→ **What to work on**:
Check the data underneath for lines holding the word "title", and state only how many you find.
Information shown: Begin
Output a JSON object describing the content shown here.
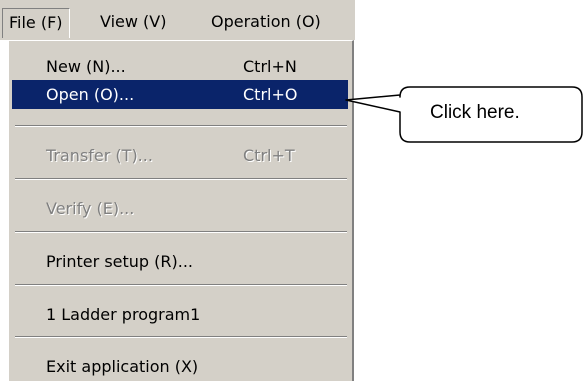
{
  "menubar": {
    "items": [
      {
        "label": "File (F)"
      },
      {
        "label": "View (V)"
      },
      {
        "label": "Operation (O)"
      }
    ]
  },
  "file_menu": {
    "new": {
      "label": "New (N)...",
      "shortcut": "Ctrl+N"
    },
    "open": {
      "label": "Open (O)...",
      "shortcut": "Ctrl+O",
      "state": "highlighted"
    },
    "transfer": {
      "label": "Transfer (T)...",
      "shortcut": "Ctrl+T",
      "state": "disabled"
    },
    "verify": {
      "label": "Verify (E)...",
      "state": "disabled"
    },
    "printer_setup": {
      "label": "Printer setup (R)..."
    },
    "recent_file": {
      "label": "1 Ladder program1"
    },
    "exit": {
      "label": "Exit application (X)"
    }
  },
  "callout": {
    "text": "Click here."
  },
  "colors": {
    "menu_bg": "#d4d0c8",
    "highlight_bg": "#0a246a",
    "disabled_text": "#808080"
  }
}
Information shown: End
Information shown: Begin
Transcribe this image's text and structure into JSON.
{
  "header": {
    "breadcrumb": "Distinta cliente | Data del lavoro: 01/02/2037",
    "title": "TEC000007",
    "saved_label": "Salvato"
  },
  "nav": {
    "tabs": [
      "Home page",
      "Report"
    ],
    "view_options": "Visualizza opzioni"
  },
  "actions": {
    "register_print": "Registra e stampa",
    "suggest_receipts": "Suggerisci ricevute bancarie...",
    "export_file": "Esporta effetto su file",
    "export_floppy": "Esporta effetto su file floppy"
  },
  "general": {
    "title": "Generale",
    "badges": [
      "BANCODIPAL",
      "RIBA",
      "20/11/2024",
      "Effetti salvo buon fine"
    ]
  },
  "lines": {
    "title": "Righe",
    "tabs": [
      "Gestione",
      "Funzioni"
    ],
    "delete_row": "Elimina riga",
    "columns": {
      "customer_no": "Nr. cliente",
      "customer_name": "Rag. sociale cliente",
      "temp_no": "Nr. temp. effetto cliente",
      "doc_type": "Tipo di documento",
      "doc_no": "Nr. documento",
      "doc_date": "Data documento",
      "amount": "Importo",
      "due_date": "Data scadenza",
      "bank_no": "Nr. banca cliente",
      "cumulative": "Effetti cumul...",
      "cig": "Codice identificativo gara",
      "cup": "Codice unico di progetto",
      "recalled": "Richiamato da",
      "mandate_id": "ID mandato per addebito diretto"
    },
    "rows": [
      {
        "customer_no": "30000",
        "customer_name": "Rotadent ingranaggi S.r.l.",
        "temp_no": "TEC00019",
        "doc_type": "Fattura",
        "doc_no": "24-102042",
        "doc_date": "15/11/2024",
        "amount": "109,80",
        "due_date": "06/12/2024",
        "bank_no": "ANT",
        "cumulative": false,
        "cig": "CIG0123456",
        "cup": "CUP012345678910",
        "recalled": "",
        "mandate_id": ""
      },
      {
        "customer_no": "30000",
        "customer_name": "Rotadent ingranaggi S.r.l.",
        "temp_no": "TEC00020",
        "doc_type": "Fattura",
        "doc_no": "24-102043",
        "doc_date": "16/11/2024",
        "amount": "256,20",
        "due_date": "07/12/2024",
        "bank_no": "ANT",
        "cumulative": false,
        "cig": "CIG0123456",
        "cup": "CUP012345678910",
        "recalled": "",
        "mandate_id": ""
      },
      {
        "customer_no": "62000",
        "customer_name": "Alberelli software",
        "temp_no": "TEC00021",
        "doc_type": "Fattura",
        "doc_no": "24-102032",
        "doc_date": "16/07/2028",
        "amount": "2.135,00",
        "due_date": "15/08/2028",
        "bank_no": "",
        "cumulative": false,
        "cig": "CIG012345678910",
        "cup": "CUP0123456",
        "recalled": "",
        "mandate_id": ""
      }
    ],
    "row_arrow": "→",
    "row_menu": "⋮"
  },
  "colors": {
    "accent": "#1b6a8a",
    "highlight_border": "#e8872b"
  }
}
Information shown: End
→ **Final answer**:
3